EXERCISE:
The lines to copy from the data below are those that hold the string "heading".
_ _ _
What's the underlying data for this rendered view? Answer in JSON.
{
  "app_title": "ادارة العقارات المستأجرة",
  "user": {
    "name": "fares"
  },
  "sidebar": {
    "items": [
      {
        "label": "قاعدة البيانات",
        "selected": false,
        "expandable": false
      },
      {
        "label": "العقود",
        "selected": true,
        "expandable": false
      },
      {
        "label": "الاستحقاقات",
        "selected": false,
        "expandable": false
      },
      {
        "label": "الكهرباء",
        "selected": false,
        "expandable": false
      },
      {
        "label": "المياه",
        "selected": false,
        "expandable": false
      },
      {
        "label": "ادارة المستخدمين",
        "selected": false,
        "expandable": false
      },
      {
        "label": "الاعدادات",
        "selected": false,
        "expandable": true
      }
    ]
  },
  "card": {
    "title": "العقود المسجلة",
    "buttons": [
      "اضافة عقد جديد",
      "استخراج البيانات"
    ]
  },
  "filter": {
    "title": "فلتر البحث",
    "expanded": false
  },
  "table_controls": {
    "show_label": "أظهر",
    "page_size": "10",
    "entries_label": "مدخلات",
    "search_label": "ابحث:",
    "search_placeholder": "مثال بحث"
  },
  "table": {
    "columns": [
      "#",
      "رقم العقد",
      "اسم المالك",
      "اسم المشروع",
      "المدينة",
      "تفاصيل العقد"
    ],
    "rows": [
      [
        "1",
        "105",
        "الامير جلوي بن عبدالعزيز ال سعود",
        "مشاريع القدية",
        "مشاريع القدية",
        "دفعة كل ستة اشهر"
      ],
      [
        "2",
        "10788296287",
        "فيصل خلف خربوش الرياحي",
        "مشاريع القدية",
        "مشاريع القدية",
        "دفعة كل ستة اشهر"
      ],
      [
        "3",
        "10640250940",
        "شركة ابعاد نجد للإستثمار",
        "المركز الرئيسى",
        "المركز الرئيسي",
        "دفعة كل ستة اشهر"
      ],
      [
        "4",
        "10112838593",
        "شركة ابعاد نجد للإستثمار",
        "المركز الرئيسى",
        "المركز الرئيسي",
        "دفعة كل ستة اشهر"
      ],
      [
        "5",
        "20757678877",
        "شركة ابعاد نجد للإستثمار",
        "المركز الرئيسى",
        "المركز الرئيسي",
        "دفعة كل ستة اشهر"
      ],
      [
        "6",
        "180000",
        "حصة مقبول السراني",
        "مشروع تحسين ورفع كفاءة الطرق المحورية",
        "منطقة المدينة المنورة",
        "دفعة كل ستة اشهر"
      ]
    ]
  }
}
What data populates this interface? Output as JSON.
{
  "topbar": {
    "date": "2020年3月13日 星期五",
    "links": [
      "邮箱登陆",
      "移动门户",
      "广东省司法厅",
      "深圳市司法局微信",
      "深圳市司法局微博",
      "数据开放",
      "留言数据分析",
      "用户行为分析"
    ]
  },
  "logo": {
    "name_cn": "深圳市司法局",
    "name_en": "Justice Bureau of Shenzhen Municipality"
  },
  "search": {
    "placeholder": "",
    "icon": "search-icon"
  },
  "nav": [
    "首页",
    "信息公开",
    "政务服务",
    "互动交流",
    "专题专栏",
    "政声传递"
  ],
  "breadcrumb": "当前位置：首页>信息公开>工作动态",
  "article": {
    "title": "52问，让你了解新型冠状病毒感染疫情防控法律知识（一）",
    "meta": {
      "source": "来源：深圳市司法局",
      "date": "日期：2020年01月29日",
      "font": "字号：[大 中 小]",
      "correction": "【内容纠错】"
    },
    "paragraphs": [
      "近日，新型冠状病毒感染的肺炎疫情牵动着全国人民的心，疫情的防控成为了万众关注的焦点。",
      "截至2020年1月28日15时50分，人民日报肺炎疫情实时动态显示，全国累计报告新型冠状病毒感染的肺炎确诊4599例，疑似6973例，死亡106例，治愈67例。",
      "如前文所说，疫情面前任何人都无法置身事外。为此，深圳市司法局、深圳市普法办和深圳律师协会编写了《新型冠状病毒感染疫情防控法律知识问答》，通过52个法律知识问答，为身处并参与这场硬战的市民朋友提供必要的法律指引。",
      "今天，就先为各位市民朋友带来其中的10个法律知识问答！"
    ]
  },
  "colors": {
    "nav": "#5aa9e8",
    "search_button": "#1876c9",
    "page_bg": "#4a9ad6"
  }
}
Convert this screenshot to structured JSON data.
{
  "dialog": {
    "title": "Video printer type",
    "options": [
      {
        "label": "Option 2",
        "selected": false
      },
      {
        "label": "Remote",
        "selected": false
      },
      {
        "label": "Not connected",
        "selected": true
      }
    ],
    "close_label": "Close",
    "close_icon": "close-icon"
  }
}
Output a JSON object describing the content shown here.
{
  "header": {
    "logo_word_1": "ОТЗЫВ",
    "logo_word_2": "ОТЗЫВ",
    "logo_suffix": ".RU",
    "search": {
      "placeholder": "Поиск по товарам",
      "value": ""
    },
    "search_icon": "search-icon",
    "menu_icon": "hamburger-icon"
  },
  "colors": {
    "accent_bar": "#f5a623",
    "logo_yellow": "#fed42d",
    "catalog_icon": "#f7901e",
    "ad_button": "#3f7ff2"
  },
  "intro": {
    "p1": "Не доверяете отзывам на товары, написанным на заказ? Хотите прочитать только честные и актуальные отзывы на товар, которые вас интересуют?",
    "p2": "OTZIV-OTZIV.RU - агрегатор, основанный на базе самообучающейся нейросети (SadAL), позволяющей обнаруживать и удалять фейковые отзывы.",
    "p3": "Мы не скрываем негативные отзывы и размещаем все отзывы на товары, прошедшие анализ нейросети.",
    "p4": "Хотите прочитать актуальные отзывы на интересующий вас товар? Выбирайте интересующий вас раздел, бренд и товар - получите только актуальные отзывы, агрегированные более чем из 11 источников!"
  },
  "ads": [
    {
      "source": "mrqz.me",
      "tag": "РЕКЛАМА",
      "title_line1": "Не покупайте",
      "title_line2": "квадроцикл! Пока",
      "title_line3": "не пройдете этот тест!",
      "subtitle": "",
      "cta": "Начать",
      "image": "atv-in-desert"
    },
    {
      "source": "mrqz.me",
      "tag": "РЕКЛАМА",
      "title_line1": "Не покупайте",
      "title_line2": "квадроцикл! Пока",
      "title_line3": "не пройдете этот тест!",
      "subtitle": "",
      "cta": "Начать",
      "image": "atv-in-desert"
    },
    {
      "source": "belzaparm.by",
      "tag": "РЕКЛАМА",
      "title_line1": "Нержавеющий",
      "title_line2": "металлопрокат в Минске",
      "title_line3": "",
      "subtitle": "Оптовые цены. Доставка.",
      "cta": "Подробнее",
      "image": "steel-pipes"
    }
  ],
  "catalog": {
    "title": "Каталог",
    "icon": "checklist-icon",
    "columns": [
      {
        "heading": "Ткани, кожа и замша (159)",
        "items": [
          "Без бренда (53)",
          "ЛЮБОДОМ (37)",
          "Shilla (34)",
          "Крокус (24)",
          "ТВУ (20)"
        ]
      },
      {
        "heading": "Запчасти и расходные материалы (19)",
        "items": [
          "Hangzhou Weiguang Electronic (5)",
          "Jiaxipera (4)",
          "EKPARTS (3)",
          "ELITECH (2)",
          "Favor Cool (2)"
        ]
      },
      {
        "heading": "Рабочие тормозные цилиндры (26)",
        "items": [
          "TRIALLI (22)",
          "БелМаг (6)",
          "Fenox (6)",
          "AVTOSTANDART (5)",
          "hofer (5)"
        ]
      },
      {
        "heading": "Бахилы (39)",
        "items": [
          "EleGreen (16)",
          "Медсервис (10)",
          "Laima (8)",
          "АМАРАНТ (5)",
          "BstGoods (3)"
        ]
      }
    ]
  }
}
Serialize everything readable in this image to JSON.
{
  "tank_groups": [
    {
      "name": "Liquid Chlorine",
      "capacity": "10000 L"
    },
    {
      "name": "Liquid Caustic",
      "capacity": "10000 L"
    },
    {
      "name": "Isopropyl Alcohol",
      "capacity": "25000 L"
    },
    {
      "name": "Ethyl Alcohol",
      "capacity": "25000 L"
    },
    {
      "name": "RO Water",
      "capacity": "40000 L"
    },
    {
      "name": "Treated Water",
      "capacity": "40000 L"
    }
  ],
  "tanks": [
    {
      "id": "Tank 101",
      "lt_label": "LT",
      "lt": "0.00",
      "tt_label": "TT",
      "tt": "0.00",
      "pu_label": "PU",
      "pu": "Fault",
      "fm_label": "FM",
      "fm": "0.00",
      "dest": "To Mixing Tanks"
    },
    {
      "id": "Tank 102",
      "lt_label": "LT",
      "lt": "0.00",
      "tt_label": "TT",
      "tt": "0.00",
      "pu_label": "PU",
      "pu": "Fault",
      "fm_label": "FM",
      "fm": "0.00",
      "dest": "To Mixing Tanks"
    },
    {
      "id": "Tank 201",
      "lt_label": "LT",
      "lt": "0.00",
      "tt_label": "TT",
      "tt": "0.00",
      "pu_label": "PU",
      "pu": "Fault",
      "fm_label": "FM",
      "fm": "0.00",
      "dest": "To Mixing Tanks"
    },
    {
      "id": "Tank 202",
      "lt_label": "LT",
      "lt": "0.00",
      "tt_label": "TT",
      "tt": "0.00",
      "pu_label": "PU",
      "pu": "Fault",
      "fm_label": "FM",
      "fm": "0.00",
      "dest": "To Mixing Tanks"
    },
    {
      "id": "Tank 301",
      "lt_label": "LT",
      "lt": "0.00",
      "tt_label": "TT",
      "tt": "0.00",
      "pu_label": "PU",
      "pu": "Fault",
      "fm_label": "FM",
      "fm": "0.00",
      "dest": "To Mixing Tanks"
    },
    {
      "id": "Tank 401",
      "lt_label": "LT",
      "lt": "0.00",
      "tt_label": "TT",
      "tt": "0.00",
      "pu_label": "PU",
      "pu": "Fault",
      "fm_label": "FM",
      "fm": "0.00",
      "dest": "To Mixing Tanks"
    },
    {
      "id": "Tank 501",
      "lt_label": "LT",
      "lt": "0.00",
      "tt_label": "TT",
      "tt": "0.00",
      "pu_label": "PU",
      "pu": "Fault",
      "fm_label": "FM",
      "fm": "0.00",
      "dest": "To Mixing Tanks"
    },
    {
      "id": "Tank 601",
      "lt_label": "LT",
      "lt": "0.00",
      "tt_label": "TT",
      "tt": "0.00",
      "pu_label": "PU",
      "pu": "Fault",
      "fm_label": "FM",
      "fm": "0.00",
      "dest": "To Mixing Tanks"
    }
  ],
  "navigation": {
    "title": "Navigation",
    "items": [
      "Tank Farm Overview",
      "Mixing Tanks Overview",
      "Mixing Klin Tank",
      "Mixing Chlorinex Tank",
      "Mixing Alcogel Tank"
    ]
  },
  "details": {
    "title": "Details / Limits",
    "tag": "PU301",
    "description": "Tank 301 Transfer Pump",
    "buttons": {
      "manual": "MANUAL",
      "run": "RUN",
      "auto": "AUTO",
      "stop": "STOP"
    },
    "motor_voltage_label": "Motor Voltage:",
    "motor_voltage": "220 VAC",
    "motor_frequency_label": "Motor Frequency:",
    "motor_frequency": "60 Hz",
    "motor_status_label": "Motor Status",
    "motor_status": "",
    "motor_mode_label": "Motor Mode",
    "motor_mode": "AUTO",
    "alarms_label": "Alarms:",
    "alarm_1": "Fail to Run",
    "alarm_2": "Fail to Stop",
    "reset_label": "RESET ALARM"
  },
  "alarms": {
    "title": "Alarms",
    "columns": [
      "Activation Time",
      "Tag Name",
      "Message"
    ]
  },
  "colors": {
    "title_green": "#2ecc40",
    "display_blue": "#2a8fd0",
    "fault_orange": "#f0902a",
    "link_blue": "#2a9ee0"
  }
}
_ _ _
SOLUTION TO THE PROBLEM:
        "heading": "Ткани, кожа и замша (159)",
        "heading": "Запчасти и расходные материалы (19)",
        "heading": "Рабочие тормозные цилиндры (26)",
        "heading": "Бахилы (39)",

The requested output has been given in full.